    single threaded replication • Supports SRB & RBR • Supports Binlog Servers • When slave has log-slave-updates & sync_binlog=1, implies crash safe replication • log-slave-updates required when slave should be considered to be promoted • Otherwise relay logs work well • But change of master clears relay logs; an additional crash during < injection time may render the instance lost 31
  19. Considerations, requirements • Will not work with 5.6 per-schema-parallel-replication (no

    intended work on that) • Will work with In-order binlog statements applier on slave (true in MariaDB and in MySQL 5.7.5 with slave_preserve_commit_order) • No thoughts yet on multisource 32
  20. Considerations, requirements • Allows for queries to execute on slave

    • But not after the last Pseudo-GTID entry • Will succeed when: • Matching a slave up the topology • Matching below a sibling known to be more advanced • Can succeed when: • Matching below an “uncle”/”cousin”/other relative • If not - then the opposite direction should work • Cannot move slave underneath its own sibling (singularity, universe will collapse) • Replication filters are your own risk 33
  21. Considerations, requirements • Therefore, can always recover the death of

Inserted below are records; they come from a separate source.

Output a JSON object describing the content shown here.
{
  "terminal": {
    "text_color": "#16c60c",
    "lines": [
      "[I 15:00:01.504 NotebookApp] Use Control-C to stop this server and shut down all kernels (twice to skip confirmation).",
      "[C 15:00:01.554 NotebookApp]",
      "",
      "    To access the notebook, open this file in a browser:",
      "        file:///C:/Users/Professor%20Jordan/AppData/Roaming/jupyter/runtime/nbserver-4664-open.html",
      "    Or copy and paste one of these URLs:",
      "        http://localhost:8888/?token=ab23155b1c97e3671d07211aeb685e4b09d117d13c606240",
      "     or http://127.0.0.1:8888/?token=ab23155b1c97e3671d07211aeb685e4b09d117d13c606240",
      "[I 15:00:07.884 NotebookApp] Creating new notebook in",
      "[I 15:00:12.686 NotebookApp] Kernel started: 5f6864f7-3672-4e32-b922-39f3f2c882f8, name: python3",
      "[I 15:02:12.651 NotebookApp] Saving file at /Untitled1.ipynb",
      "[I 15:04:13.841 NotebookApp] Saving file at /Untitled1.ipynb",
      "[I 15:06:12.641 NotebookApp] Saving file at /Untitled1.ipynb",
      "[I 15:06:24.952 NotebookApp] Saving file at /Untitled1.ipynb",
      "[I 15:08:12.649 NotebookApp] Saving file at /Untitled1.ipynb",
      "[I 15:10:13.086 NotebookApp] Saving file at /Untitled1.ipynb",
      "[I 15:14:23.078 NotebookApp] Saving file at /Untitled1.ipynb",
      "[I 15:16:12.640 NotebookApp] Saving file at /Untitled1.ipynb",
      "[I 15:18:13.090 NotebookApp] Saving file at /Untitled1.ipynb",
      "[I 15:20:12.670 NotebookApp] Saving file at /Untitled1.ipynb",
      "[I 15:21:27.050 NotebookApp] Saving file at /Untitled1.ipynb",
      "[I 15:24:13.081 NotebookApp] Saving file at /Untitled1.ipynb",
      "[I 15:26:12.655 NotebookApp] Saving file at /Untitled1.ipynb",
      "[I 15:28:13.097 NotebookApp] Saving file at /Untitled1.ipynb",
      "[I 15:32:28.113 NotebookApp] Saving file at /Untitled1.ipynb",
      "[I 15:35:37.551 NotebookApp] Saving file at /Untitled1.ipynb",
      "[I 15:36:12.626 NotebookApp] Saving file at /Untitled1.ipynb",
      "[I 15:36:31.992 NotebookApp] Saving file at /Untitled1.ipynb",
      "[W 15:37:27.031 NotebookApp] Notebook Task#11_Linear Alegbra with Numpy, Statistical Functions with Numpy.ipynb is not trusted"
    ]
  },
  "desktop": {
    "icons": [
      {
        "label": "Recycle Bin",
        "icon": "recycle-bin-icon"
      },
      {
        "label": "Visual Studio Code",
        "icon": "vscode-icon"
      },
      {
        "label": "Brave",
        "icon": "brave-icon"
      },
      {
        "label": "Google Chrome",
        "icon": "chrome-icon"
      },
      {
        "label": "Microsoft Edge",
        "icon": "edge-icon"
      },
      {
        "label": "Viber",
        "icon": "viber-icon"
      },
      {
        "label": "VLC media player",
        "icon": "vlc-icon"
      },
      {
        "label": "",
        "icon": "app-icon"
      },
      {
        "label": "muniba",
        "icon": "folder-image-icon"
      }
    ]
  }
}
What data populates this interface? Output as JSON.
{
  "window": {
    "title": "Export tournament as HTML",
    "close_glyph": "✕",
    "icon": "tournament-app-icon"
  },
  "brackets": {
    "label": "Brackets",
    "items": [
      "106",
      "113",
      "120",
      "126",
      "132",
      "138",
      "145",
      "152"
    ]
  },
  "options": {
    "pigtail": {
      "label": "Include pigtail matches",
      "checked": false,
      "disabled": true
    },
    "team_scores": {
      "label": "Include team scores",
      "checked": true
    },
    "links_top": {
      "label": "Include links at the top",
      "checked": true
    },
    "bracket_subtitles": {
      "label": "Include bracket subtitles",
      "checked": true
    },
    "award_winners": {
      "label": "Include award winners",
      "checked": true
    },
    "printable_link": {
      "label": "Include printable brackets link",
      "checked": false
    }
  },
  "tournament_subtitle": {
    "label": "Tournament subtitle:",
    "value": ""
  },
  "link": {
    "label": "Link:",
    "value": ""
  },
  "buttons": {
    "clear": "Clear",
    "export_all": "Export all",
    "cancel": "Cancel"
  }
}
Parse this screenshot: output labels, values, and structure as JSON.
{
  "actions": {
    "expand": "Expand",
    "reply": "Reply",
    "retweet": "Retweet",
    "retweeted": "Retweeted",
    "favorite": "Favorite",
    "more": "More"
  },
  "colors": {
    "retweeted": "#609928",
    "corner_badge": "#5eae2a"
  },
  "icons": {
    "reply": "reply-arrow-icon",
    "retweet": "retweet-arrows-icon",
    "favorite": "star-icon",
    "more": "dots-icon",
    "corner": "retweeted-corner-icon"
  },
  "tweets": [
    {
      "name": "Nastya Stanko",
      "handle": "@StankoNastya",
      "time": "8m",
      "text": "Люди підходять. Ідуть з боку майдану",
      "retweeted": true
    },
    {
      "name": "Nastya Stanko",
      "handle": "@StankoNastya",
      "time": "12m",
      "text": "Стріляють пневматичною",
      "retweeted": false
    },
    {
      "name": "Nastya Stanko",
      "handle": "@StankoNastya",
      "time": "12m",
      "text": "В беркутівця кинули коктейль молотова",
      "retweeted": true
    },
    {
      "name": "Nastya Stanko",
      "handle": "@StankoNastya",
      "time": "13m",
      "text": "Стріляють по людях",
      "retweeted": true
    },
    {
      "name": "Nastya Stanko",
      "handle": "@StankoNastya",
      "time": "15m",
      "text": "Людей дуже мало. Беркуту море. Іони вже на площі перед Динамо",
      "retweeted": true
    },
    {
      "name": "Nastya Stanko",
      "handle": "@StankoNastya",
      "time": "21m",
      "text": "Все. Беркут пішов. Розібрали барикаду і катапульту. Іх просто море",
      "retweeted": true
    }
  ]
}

    an intermediate master • (This is partly automated at Booking.com) • Master death topology recovery possible when all immediate slaves have log-slave-updates • Consider actually enforcing such a layer 34
  22. Auto pick replacement master 35 !! • Only from slaves

    with log_slave_updates • Slaves without log_slave_updates might be lost
  23. Considerations, requirements • Recovery time depends on binary log parsing

    speed. Typically, you will need to search throughout the last binary logs • Reduce max_binlog_size, max_relay_log_size • Means more files • Orchestrator already tackled plenty issues involving scanning (many) binlog files 36
  24. Gotchas, careful! • SHOW BINLOG EVENTS lockdown! Keep chunk size

    small http://bugs.mysql.com/bug.php?id=76618 • Make sure Pseudo-GTID injected on master only • log-slave-updates have I/O overhead; incurs more lag; experiments with 5.7 show reduces parallelism • Replication filters may be a necessary evil -- but they are evil! • Relay log purging is is not user-controlled 37
  25. Further ideas • Reduce binlog scan time by injecting the

    master’s binlog position (e.g. output of SHOW MASTER STATUS) within the Pseugo-GTID entry • This allows starting the scan from the given position • Likely to end quickly • Applies for masters only, not for intermediate masters • Use monotonically increasing Pseudo-GTID values • Allows skipping of binary logs that begin with later/greater value than desired one • Agents: • Index the binary logs • Full visibility even with RBR (mysqlbinlog more detailed than SHOW BINLOG EVENTS) 38
  26. • Binlog Servers at Booking.com Jean-François Gagné 15 April 2:00PM

    - 2:50PM @ Ballroom G • Booking.com: Evolution of MySQL System Design Nicolai Plum 16 April 12:50PM - 1:40PM @ Ballroom E See also